**TO DO**. Please find the lines in the entries below that contain the word "user", and copy each one.

**DATA FOR THE TASK**.
##############################
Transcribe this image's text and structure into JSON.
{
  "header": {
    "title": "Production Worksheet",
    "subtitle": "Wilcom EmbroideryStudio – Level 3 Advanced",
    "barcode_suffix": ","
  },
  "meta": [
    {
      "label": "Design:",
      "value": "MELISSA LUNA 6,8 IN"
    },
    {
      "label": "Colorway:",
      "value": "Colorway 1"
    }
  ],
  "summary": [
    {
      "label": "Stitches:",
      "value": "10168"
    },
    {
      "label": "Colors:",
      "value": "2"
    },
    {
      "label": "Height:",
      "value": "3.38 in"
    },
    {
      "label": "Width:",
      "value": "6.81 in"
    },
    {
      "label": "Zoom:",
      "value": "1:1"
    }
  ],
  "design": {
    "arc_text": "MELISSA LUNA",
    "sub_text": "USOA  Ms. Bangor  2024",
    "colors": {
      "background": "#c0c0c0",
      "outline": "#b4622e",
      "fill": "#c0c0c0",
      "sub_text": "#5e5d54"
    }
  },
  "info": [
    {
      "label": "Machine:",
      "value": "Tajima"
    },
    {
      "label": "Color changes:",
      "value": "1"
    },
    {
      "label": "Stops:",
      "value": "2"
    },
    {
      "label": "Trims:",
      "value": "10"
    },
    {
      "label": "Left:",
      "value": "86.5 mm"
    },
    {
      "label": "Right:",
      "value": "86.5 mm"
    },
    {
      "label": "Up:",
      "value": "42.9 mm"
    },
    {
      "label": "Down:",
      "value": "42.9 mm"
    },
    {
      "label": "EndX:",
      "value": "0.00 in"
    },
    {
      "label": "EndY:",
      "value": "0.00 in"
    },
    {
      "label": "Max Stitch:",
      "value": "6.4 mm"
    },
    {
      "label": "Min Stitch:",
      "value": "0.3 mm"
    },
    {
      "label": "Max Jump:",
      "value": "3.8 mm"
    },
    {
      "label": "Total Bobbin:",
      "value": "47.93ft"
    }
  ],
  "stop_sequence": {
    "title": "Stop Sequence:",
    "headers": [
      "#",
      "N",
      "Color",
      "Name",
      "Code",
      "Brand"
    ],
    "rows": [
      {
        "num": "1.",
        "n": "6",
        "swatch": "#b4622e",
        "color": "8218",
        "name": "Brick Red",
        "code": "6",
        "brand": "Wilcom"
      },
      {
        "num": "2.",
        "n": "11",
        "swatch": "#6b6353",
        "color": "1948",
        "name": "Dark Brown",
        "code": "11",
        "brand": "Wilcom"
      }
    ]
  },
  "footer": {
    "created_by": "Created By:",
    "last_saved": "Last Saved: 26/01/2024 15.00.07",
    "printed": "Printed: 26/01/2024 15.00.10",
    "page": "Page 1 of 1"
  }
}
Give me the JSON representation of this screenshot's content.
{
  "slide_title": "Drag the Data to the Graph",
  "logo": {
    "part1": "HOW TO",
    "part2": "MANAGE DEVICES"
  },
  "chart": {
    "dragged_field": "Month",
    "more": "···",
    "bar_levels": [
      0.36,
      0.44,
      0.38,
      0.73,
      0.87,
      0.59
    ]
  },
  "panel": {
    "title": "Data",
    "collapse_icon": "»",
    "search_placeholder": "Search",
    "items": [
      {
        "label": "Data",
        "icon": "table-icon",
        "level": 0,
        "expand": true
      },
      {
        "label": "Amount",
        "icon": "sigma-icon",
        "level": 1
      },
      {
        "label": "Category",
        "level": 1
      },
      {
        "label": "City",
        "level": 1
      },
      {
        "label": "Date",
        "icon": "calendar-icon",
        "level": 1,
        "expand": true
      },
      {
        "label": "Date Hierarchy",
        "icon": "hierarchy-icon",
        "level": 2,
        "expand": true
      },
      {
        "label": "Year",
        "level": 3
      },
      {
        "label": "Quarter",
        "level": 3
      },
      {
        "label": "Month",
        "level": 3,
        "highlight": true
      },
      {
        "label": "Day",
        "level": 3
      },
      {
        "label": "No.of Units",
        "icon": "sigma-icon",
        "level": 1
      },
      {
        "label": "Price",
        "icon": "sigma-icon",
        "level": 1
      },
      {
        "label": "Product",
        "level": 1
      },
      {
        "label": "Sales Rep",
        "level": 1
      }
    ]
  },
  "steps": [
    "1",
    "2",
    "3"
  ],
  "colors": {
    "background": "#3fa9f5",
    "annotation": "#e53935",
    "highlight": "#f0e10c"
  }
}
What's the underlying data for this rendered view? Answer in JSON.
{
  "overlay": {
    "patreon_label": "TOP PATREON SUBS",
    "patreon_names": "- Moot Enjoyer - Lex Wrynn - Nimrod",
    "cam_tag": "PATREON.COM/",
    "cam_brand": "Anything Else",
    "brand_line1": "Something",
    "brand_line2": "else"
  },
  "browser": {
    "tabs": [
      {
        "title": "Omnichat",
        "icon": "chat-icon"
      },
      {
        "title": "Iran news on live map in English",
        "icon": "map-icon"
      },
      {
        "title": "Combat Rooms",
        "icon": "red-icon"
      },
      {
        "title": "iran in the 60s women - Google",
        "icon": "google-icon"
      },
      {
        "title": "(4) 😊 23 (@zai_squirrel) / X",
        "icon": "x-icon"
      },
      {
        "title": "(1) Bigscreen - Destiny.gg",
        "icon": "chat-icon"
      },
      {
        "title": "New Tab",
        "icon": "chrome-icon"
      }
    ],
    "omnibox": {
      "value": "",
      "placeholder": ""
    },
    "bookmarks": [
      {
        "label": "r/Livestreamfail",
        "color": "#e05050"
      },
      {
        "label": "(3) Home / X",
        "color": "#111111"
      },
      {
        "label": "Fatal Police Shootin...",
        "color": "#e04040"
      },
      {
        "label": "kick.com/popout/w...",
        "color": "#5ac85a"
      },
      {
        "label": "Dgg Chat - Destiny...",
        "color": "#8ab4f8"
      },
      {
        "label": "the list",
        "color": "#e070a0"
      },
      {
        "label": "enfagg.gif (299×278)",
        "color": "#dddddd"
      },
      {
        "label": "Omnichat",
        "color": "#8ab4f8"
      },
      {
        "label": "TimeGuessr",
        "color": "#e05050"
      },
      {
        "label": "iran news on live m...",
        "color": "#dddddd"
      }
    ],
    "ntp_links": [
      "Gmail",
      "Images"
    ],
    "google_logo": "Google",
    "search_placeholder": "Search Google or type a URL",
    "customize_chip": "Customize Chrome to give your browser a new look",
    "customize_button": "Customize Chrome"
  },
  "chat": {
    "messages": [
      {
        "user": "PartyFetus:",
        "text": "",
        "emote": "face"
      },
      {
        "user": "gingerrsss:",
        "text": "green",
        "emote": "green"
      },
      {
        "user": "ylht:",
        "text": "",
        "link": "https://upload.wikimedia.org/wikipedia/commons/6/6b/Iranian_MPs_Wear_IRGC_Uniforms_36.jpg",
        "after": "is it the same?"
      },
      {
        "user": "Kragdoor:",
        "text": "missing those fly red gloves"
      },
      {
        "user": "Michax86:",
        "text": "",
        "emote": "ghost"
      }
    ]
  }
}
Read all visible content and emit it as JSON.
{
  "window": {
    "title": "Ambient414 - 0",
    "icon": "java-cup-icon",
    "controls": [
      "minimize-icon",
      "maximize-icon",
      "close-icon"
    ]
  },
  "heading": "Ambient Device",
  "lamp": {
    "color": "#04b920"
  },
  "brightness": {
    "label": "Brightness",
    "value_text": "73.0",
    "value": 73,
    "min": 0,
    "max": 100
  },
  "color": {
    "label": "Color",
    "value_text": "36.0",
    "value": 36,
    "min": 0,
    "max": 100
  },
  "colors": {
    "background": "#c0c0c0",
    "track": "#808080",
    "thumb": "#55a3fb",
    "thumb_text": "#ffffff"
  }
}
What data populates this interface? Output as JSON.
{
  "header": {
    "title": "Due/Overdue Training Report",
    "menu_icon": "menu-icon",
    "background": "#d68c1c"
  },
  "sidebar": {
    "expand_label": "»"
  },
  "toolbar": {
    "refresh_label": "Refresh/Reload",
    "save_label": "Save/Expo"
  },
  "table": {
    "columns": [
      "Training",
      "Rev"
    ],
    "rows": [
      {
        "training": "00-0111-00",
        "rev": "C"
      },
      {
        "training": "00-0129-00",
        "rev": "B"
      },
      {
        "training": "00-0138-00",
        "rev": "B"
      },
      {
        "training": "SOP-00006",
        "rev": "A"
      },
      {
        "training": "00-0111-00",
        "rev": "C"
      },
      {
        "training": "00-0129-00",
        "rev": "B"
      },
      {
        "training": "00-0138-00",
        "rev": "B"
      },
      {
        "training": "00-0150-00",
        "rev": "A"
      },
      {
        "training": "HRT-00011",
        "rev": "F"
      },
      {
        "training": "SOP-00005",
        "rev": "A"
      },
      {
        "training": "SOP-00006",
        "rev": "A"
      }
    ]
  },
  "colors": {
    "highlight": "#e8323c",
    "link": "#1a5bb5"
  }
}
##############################
**SOLUTION TO THIS EXERCISE**.
        "user": "PartyFetus:",
        "user": "gingerrsss:",
        "user": "ylht:",
        "user": "Kragdoor:",
        "user": "Michax86:",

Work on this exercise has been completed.